Records provided:
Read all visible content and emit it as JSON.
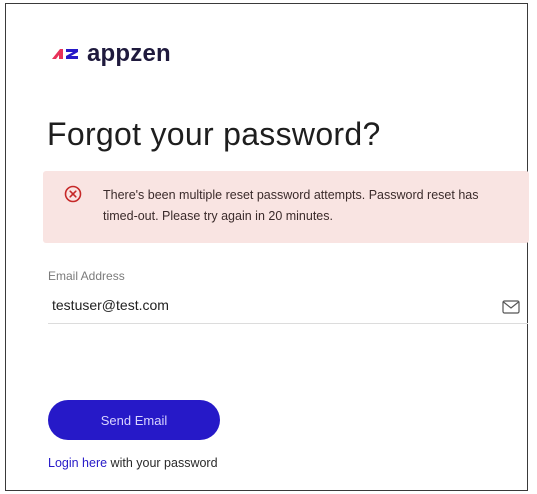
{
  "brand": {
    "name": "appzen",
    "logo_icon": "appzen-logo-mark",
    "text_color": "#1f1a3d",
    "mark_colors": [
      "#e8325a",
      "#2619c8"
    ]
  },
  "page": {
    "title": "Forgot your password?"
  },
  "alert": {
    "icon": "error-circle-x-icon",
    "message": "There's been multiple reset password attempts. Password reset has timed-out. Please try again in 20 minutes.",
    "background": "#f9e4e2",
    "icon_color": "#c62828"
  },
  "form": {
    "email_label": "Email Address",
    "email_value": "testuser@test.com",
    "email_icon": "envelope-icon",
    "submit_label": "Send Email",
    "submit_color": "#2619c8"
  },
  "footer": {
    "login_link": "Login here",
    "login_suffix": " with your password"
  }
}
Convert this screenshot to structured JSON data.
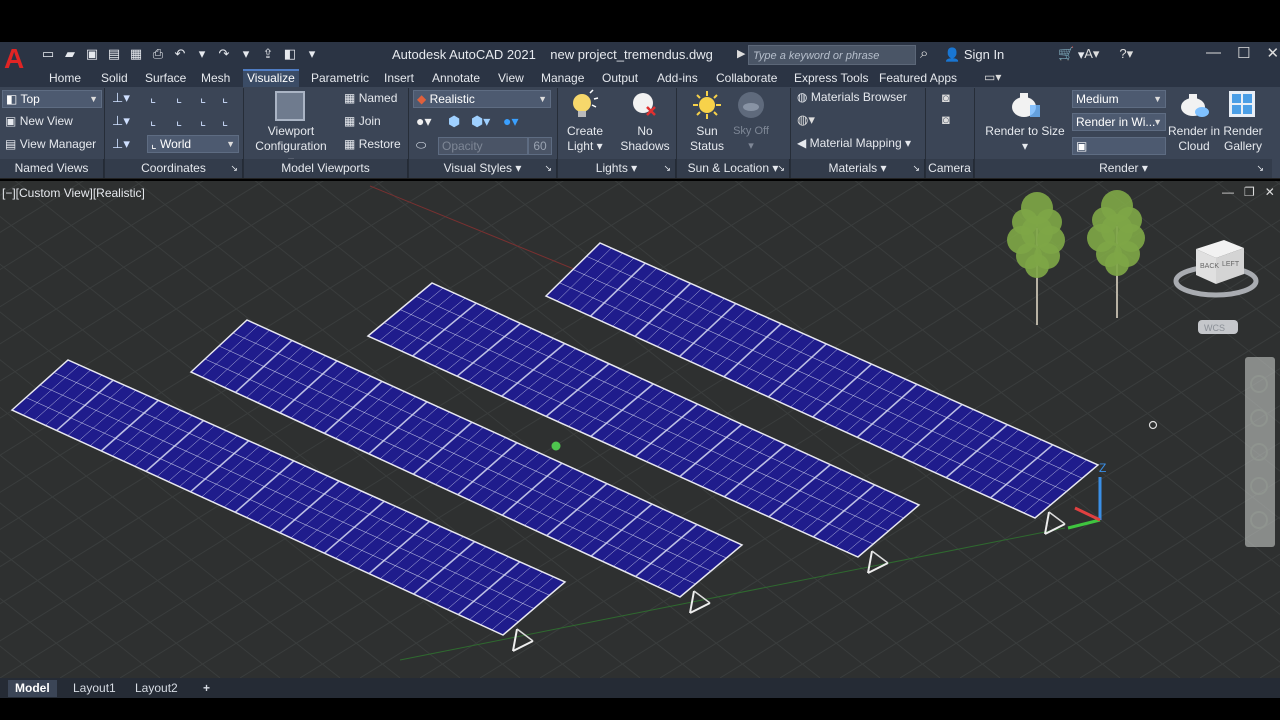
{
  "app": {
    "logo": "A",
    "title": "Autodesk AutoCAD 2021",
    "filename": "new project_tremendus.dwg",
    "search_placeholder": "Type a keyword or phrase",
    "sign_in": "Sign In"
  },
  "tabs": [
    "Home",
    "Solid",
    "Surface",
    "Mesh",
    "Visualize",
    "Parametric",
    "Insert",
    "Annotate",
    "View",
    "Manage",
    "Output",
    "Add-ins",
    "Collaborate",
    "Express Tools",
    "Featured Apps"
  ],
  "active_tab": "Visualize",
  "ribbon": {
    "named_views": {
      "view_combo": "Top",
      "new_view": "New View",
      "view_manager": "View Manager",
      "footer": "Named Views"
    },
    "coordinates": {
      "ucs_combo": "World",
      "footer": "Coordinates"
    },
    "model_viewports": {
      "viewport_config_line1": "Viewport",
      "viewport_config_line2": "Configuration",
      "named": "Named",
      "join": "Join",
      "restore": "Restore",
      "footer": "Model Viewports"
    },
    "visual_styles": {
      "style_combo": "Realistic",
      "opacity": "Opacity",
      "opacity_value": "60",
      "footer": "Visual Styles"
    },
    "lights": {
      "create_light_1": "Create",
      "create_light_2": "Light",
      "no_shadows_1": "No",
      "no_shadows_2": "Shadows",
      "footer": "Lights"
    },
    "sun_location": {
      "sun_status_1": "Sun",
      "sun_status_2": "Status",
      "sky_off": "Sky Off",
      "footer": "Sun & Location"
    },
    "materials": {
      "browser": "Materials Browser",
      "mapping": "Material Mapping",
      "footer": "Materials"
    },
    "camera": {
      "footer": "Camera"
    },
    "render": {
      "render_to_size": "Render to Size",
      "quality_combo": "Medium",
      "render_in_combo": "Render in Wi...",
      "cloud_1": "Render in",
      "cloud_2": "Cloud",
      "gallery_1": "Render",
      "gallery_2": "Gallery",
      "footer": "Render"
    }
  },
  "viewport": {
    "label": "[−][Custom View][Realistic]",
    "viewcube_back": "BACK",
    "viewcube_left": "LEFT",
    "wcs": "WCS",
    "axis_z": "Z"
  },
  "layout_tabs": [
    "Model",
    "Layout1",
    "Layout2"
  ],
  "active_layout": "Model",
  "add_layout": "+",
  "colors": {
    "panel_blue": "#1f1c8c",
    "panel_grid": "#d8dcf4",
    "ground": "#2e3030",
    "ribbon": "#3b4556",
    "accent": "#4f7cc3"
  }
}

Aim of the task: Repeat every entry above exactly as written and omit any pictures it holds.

Response below:
Read all visible content and emit it as JSON.
{
  "brand": {
    "name": "appzen",
    "logo_icon": "appzen-logo-mark",
    "text_color": "#1f1a3d",
    "mark_colors": [
      "#e8325a",
      "#2619c8"
    ]
  },
  "page": {
    "title": "Forgot your password?"
  },
  "alert": {
    "icon": "error-circle-x-icon",
    "message": "There's been multiple reset password attempts. Password reset has timed-out. Please try again in 20 minutes.",
    "background": "#f9e4e2",
    "icon_color": "#c62828"
  },
  "form": {
    "email_label": "Email Address",
    "email_value": "testuser@test.com",
    "email_icon": "envelope-icon",
    "submit_label": "Send Email",
    "submit_color": "#2619c8"
  },
  "footer": {
    "login_link": "Login here",
    "login_suffix": " with your password"
  }
}
Convert this screenshot to structured JSON data.
{
  "app": {
    "logo": "A",
    "title": "Autodesk AutoCAD 2021",
    "filename": "new project_tremendus.dwg",
    "search_placeholder": "Type a keyword or phrase",
    "sign_in": "Sign In"
  },
  "tabs": [
    "Home",
    "Solid",
    "Surface",
    "Mesh",
    "Visualize",
    "Parametric",
    "Insert",
    "Annotate",
    "View",
    "Manage",
    "Output",
    "Add-ins",
    "Collaborate",
    "Express Tools",
    "Featured Apps"
  ],
  "active_tab": "Visualize",
  "ribbon": {
    "named_views": {
      "view_combo": "Top",
      "new_view": "New View",
      "view_manager": "View Manager",
      "footer": "Named Views"
    },
    "coordinates": {
      "ucs_combo": "World",
      "footer": "Coordinates"
    },
    "model_viewports": {
      "viewport_config_line1": "Viewport",
      "viewport_config_line2": "Configuration",
      "named": "Named",
      "join": "Join",
      "restore": "Restore",
      "footer": "Model Viewports"
    },
    "visual_styles": {
      "style_combo": "Realistic",
      "opacity": "Opacity",
      "opacity_value": "60",
      "footer": "Visual Styles"
    },
    "lights": {
      "create_light_1": "Create",
      "create_light_2": "Light",
      "no_shadows_1": "No",
      "no_shadows_2": "Shadows",
      "footer": "Lights"
    },
    "sun_location": {
      "sun_status_1": "Sun",
      "sun_status_2": "Status",
      "sky_off": "Sky Off",
      "footer": "Sun & Location"
    },
    "materials": {
      "browser": "Materials Browser",
      "mapping": "Material Mapping",
      "footer": "Materials"
    },
    "camera": {
      "footer": "Camera"
    },
    "render": {
      "render_to_size": "Render to Size",
      "quality_combo": "Medium",
      "render_in_combo": "Render in Wi...",
      "cloud_1": "Render in",
      "cloud_2": "Cloud",
      "gallery_1": "Render",
      "gallery_2": "Gallery",
      "footer": "Render"
    }
  },
  "viewport": {
    "label": "[−][Custom View][Realistic]",
    "viewcube_back": "BACK",
    "viewcube_left": "LEFT",
    "wcs": "WCS",
    "axis_z": "Z"
  },
  "layout_tabs": [
    "Model",
    "Layout1",
    "Layout2"
  ],
  "active_layout": "Model",
  "add_layout": "+",
  "colors": {
    "panel_blue": "#1f1c8c",
    "panel_grid": "#d8dcf4",
    "ground": "#2e3030",
    "ribbon": "#3b4556",
    "accent": "#4f7cc3"
  }
}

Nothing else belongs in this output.